Outbreaks of Cholera and diseases caused by the Ebola and Marbug viruses have pushed the number of COVID-19 deaths in West Africa to the highest it has been since the pandemic began, the World Health Organisation Africa office (WHO AFRO) has said.
COVID-19 deaths in West Africa increased by 193% from more than 340 in the previous four weeks to over 1,000 in the week ending Aug. 15. New cases of the coronavirus disease, despite dropping this week, have been surging upwards for the past eight consecutive weeks, according to WHO AFRO.
Given that West Africa’s health systems are more fragile than those in other parts of Africa — with 21% lower functionality compared to Southern Africa, for example, the organisation says the increase in deaths could be a sign that hospitals are starting to buckle under the strain of multiple public health emergencies.
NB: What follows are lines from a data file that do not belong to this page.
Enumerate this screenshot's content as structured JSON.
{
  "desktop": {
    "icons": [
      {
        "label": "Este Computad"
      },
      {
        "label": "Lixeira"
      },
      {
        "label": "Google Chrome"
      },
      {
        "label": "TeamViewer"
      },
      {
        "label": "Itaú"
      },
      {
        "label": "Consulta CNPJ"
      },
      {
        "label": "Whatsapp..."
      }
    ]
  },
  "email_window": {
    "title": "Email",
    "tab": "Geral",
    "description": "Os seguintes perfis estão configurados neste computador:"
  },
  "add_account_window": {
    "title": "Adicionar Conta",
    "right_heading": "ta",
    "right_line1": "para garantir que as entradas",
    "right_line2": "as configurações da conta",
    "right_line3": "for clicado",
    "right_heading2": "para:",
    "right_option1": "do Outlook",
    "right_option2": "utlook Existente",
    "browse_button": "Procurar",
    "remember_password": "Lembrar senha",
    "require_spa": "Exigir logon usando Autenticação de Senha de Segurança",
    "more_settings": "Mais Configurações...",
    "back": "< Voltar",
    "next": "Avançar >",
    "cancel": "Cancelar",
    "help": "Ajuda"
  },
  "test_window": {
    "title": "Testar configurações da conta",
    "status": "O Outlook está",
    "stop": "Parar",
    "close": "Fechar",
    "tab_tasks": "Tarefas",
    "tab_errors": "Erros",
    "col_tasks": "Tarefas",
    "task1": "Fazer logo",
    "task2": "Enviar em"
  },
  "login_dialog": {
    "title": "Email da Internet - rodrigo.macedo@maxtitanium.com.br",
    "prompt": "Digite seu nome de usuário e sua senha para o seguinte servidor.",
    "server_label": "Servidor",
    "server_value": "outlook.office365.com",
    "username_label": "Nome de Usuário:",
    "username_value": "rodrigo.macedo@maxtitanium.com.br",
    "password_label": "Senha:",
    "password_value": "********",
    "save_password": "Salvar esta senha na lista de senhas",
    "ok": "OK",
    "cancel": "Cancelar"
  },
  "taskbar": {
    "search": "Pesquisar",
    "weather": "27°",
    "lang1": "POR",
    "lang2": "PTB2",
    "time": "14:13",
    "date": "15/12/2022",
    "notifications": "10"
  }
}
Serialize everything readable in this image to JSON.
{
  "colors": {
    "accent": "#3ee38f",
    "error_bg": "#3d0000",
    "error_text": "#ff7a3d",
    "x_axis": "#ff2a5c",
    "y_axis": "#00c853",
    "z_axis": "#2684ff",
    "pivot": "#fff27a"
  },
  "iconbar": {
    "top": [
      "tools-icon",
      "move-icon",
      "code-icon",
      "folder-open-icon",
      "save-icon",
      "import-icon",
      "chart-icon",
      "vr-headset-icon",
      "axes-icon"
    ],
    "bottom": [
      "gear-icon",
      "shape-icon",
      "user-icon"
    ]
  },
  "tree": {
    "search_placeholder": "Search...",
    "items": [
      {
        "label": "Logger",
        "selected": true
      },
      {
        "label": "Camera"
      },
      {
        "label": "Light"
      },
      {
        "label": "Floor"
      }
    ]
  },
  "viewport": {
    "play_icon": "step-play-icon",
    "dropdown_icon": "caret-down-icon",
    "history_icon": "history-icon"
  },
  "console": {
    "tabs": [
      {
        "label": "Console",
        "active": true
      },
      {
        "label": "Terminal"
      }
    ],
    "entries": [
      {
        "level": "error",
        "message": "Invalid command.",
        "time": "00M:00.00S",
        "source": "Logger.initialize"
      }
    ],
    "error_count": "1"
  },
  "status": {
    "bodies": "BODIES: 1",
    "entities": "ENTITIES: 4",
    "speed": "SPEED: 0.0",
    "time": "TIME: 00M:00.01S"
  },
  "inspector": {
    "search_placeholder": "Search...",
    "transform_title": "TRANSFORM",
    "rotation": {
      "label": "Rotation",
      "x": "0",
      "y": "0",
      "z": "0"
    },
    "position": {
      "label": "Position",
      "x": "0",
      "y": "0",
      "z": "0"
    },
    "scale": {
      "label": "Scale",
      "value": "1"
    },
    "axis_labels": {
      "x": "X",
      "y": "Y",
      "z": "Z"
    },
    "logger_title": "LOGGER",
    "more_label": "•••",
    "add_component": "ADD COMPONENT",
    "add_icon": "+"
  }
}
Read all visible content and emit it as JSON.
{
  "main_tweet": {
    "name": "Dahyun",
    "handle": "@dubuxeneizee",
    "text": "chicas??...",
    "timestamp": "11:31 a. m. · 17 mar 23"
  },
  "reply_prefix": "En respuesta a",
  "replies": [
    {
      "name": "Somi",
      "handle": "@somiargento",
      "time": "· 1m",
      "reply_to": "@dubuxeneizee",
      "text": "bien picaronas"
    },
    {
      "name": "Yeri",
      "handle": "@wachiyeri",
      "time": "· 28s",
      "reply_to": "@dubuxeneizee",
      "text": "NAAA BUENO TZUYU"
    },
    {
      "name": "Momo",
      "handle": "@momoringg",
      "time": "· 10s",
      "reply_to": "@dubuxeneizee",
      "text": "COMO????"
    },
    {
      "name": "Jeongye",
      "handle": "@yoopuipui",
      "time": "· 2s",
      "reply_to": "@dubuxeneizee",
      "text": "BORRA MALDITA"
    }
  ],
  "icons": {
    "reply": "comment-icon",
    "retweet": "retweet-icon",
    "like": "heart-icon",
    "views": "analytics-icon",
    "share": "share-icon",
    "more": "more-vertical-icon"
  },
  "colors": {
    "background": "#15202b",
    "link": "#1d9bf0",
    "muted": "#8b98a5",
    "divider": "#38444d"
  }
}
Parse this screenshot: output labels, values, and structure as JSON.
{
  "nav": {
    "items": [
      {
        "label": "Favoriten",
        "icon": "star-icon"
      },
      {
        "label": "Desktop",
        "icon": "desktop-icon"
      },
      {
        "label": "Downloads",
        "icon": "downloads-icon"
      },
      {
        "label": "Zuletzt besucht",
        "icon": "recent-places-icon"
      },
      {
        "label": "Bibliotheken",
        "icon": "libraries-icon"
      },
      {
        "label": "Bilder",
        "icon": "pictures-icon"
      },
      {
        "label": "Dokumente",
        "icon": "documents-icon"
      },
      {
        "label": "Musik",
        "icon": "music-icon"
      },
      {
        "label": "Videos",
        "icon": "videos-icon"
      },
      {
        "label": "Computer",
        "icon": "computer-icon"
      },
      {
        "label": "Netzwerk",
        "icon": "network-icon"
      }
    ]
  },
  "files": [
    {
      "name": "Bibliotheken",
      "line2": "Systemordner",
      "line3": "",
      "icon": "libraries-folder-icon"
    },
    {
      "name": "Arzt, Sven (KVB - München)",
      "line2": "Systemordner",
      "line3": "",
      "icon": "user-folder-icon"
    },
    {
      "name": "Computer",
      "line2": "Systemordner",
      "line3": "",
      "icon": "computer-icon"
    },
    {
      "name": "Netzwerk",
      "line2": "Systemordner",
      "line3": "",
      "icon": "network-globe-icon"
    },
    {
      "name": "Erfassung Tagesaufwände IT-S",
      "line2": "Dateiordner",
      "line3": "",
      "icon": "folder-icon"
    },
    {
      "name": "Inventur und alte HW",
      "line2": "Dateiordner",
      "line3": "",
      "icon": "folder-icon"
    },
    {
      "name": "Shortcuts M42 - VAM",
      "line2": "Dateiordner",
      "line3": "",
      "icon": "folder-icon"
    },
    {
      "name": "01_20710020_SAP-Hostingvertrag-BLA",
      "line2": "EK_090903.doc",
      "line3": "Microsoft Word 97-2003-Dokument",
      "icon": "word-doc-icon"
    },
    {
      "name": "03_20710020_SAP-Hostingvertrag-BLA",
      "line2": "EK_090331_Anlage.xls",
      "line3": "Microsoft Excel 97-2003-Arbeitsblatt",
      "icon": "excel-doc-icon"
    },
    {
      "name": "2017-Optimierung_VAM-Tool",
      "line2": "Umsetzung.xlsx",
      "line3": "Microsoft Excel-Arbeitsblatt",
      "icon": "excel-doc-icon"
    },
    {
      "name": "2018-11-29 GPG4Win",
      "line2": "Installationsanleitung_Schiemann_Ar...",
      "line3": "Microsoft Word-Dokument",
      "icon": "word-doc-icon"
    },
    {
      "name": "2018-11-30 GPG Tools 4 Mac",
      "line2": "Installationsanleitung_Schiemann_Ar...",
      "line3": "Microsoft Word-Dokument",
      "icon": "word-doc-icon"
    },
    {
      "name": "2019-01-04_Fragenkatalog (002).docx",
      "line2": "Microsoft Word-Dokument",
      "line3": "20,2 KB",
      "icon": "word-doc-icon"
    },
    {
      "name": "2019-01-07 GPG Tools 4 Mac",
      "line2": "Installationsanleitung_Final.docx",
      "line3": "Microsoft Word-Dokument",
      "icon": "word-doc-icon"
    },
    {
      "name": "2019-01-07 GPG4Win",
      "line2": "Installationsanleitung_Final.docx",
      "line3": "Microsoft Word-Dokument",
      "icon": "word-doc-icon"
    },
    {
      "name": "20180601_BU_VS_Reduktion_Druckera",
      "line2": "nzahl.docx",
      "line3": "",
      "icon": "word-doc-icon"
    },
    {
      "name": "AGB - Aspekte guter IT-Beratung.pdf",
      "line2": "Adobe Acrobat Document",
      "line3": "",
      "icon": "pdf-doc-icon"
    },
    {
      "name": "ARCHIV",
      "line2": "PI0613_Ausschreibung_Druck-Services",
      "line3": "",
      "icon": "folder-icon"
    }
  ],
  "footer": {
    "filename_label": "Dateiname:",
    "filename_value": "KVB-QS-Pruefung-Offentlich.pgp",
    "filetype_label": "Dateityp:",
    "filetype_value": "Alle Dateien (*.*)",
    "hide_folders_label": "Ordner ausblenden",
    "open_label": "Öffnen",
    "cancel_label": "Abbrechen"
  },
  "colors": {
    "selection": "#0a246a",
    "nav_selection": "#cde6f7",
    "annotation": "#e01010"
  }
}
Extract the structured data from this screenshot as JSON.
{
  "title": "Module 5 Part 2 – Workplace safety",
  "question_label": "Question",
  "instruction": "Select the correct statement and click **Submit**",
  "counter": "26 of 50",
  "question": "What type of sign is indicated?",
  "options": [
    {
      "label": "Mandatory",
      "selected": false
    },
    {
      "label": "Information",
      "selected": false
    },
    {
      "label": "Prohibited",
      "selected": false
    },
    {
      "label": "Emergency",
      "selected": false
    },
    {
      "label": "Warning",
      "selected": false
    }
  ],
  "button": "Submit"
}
“We are particularly concerned about West Africa and we can expect the pressure of COVID-19 to hit health services harder and faster,” said Dr Matshidiso Moeti, WHO Regional Director for Africa. “In addition to the strain of COVID-19, comes Ebola and other outbreaks. Fighting multiple outbreaks is a complex challenge.”
Notably, Guinea, Côte d’Ivoire, and Nigeria are experiencing a surge in coronavirus cases and all three countries are also tackling other outbreaks.
On Aug. 9, Guinea reported Marburg virus disease—which is in the same virus class as Ebola —the first case ever reported in West Africa. A total of 173 contacts have been identified and no new cases have been recorded.
Less than a week later, on Aug. 14, a case of Ebola was discovered in Côte d’Ivoire — the country’s first since 1994 — in its commercial capital Abidjan which nearly five million people call home. Six contacts have been quarantined, over 130 contacts have been listed, and no deaths have been reported as of Aug. 18, according to WHO AFRO.
The confirmed case is a Guinean national who travelled to Côte d’Ivoire from a rural area in Guinea. She is currently hospitalized in Abidjan and Guinea is working with Cote d’Ivoire to investigate the outbreak and 49 contacts have been listed in Guinea with efforts underway to make the Ebola vaccine available to them.
“These new outbreaks are a clear reminder that other health emergencies are not taking a back seat just because we are busy battling a global pandemic,” said Dr. Moeti. “We must remain alert and quick to respond so that other dangerous diseases are denied the chance to spread and cause further devastation.”
All of this comes despite an uptick in vaccine shipments from the COVAX facility to Africa so far in August 2021 — 10 million doses which is nine times higher than the same period in July. More than 1.5 million doses have also been delivered to nine countries by the African Union.
WHO AFRO says West Africa has received 29 million COVID-19 vaccines doses to date, similar to the amounts that have been received in East and Southern Africa. Unfortunately, rollout of jabs has been particularly slow in West Africa (38% administered, 2.4 doses per 100 people) compared to East and Southern Africa (76% administered, 4.8 doses per 100 people).
“While COVID-19 vaccine shipments seem to be taking off, Africa is encountering headwinds. Moves by some countries globally to introduce booster shots threaten the promise of a brighter tomorrow for Africa. As some richer countries hoard vaccines, they make a mockery of vaccine equity,” said Dr Moeti.